How does Israel cope with the civil war in Syria, the threat of Iran’s nuclear capability, Russia’s entry into the neighborhood, and other dangers? Guests at the Friends of the Israel Defense Forces (FIDF) gala on Oct. 23 at the New York Hilton got a unique perspective on Israel’s response to the threats from the Arab Spring.
Maj. Gen. Amir Eshel, who retired this year as head of the Israel Air Force, told the 1,200 dinner guests that traditionally the air force is a big stick for big wars. But a big stick no longer works in the Middle East where the situation is so fragile. “You also need to develop the ability to surgically thread the needle, to become a scalpel as opposed to a bull in a china shop. A scalpel that acts quietly, surgically, without deteriorating into a state of war that nobody wants.”
In the five years Eshel commanded the Israel Air Force he transformed the country’s military might so that it now dominates the skies in the region. He accomplished that with the acquisition from the U.S. of nine new F-35 Adir stealth fighter jets.
According to a report by the Begin-Sadat Center for Strategic Studies, at Bar-Ilan University, one of the three top think tanks in the Middle East, the F-35 Joint Strike Fighter aircraft is an intelligence gathering machine in a league of its own. It is able to deploy a range of sensors to gather information on events on the ground automatically and then share it with other aircraft and ground control stations.
He revealed that in recent years his air force has conducted many quiet, under-the-radar surgical strikes all over the Middle East “and that is what has kept the chaos all around us from spilling over.” That’s the power of the Adir, Hebrew for “mighty.”
“When you take off in this plane from Nevatim Air Force Base you can’t believe it,” Eshel enthused. “At 5,000 feet the whole Middle East is there for you in the cockpit. American pilots who fly with us haven’t seen anything like it because they fly over Arizona or Florida. Here they suddenly see the entire Middle East as a combat zone—the threats, the different players, at both close range and long range. This expansion of our military and intelligence capabilities means that Israel can now, if the situation warrants, act preemptively in unprecedented ways.”
Liz Claman, an anchor at Fox Business Network, spoke about something unusual that has happened in Israel. “For the first time, the U.S. flag was raised at the first American military base in Israel.” The American missile facility was established at Bislach Air Base in the Negev to intercept rocket and missile threats.
Eshel said Israel has the only multi-tier anti-missile defense system in the world, able to protect itself from short-range mortar shells to interceptions from outer space. This advanced weaponry and technology includes the Iron Dome, the Arrow, and David’s Sling. “We have the capability to protect ourselves from our enemies,” he said.
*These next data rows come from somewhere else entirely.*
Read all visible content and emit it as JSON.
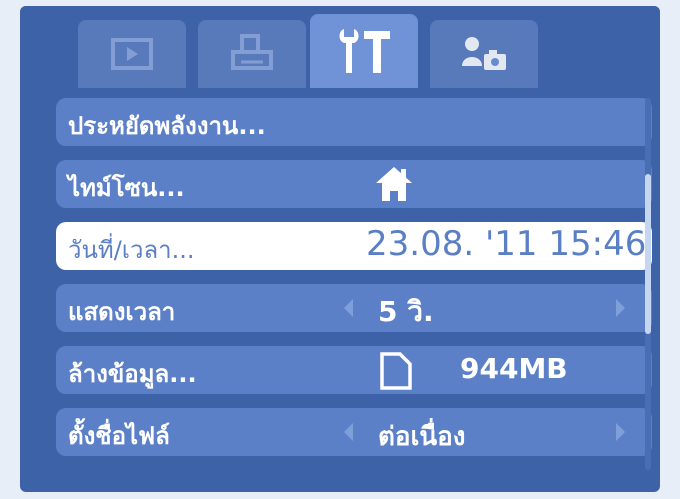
{
  "tabs": [
    {
      "icon": "playback-icon",
      "active": false
    },
    {
      "icon": "print-icon",
      "active": false
    },
    {
      "icon": "settings-tools-icon",
      "active": true
    },
    {
      "icon": "my-camera-icon",
      "active": false
    }
  ],
  "menu": {
    "items": [
      {
        "label": "ประหยัดพลังงาน...",
        "value": ""
      },
      {
        "label": "ไทม์โซน...",
        "value": "",
        "icon": "home-icon"
      },
      {
        "label": "วันที่/เวลา...",
        "value": "23.08. '11 15:46",
        "selected": true
      },
      {
        "label": "แสดงเวลา",
        "value": "5 วิ."
      },
      {
        "label": "ล้างข้อมูล...",
        "value": "944MB",
        "icon": "memory-card-icon"
      },
      {
        "label": "ตั้งชื่อไฟล์",
        "value": "ต่อเนื่อง"
      }
    ]
  },
  "colors": {
    "background": "#3d62a8",
    "row": "#5b80c8",
    "selected_row": "#ffffff",
    "selected_text": "#5a7fc4",
    "text": "#ffffff"
  }
}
Among the IDF guests at the dinner were Capt. N, one of the IAF’s few women combat navigators; Maj. G, who pilots one of the F-35 “flying supercomputers;” Shira, a paramedic who’s been treating wounded Syrian refugees; and Navy Sgt. Matan, a “lone soldier,” or one who immigrates to Israel with no immediate family in order to enlist in the IDF, originally from Westchester.
In a video, Major “G” demonstrated how fast the F-35 can take off. He wore a helmet developed by Israel which enables the pilot to see at a great distance, even in the dark of night.
Maj. Gen. (Res.) Meir Klifi-Amir, FIDF national director, called on the dinner guests to support the educational and recreational programs of the soldiers. “While their job is to look after Israel, our job is to look after them,” he proclaimed.
Among the many who responded, Sheldon Adelson and his wife Miriam allocated $7 million, FIDF national vice president Marc Perlman pledged $1 million, and the Iranian American Jewish Federation gave $600,000. By night’s end, the FIDF tallied a total of $35 million.
In the audience were Sagy Aseraf, executive vice president of Israel Discount Bank of New York; Andrew H. Gross, director of political affairs at the Israel Consulate in New York and Malcolm Hoenlein, executive vice chairman of the Conference of Presidents of Major American Jewish Organizations.
It was also most appropriate to see the diminutive (4’5”), 89-year-old sexual therapist Ruth Westheimer at this event. She proudly showed her latest book, “Roller Coaster Grandma: The Amazing Story of Dr. Ruth.” Her parents sent her from her native Germany to Switzerland during the war. After the Holocaust, in which her parents perished, she made her way to Palestine where she trained as a sniper in the Haganah during Israel’s war of independence.